### Exercise data
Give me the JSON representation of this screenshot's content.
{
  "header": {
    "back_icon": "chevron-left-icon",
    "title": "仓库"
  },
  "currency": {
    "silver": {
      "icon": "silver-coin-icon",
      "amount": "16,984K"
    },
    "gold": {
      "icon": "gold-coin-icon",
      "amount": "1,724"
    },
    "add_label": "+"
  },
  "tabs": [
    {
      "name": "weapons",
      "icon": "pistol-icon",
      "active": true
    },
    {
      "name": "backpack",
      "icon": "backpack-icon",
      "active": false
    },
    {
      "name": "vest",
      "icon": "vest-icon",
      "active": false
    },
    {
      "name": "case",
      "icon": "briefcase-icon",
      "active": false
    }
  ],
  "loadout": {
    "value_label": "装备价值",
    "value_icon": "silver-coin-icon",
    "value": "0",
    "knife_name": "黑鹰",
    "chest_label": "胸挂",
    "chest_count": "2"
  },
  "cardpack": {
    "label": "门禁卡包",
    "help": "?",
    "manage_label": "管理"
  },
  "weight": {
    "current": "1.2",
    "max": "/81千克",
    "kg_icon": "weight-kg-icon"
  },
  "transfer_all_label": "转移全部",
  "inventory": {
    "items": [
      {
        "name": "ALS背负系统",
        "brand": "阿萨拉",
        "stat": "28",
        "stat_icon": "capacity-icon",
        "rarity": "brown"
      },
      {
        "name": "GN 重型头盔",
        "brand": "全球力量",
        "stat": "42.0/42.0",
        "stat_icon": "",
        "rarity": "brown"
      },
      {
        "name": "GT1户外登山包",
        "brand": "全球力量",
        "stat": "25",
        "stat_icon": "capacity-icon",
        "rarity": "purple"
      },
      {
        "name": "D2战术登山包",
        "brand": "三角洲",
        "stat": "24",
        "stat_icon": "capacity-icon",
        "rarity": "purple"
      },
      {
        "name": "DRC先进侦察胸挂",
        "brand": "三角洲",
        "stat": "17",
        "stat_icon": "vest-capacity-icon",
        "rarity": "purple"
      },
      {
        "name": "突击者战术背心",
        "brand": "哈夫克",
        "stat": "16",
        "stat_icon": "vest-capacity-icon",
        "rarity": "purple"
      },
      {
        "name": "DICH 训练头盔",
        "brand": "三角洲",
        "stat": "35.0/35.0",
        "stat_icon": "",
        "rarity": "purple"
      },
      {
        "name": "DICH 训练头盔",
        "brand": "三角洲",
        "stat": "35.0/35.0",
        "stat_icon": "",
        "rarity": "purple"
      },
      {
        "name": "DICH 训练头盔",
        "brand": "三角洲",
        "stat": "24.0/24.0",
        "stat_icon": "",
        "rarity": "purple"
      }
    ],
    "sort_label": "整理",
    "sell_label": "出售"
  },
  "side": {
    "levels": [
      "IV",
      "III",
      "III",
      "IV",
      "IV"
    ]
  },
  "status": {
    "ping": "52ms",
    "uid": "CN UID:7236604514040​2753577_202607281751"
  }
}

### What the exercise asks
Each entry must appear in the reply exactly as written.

### Response to this task
Give me the JSON representation of this screenshot's content.
{
  "header": {
    "back_icon": "chevron-left-icon",
    "title": "仓库"
  },
  "currency": {
    "silver": {
      "icon": "silver-coin-icon",
      "amount": "16,984K"
    },
    "gold": {
      "icon": "gold-coin-icon",
      "amount": "1,724"
    },
    "add_label": "+"
  },
  "tabs": [
    {
      "name": "weapons",
      "icon": "pistol-icon",
      "active": true
    },
    {
      "name": "backpack",
      "icon": "backpack-icon",
      "active": false
    },
    {
      "name": "vest",
      "icon": "vest-icon",
      "active": false
    },
    {
      "name": "case",
      "icon": "briefcase-icon",
      "active": false
    }
  ],
  "loadout": {
    "value_label": "装备价值",
    "value_icon": "silver-coin-icon",
    "value": "0",
    "knife_name": "黑鹰",
    "chest_label": "胸挂",
    "chest_count": "2"
  },
  "cardpack": {
    "label": "门禁卡包",
    "help": "?",
    "manage_label": "管理"
  },
  "weight": {
    "current": "1.2",
    "max": "/81千克",
    "kg_icon": "weight-kg-icon"
  },
  "transfer_all_label": "转移全部",
  "inventory": {
    "items": [
      {
        "name": "ALS背负系统",
        "brand": "阿萨拉",
        "stat": "28",
        "stat_icon": "capacity-icon",
        "rarity": "brown"
      },
      {
        "name": "GN 重型头盔",
        "brand": "全球力量",
        "stat": "42.0/42.0",
        "stat_icon": "",
        "rarity": "brown"
      },
      {
        "name": "GT1户外登山包",
        "brand": "全球力量",
        "stat": "25",
        "stat_icon": "capacity-icon",
        "rarity": "purple"
      },
      {
        "name": "D2战术登山包",
        "brand": "三角洲",
        "stat": "24",
        "stat_icon": "capacity-icon",
        "rarity": "purple"
      },
      {
        "name": "DRC先进侦察胸挂",
        "brand": "三角洲",
        "stat": "17",
        "stat_icon": "vest-capacity-icon",
        "rarity": "purple"
      },
      {
        "name": "突击者战术背心",
        "brand": "哈夫克",
        "stat": "16",
        "stat_icon": "vest-capacity-icon",
        "rarity": "purple"
      },
      {
        "name": "DICH 训练头盔",
        "brand": "三角洲",
        "stat": "35.0/35.0",
        "stat_icon": "",
        "rarity": "purple"
      },
      {
        "name": "DICH 训练头盔",
        "brand": "三角洲",
        "stat": "35.0/35.0",
        "stat_icon": "",
        "rarity": "purple"
      },
      {
        "name": "DICH 训练头盔",
        "brand": "三角洲",
        "stat": "24.0/24.0",
        "stat_icon": "",
        "rarity": "purple"
      }
    ],
    "sort_label": "整理",
    "sell_label": "出售"
  },
  "side": {
    "levels": [
      "IV",
      "III",
      "III",
      "IV",
      "IV"
    ]
  },
  "status": {
    "ping": "52ms",
    "uid": "CN UID:7236604514040​2753577_202607281751"
  }
}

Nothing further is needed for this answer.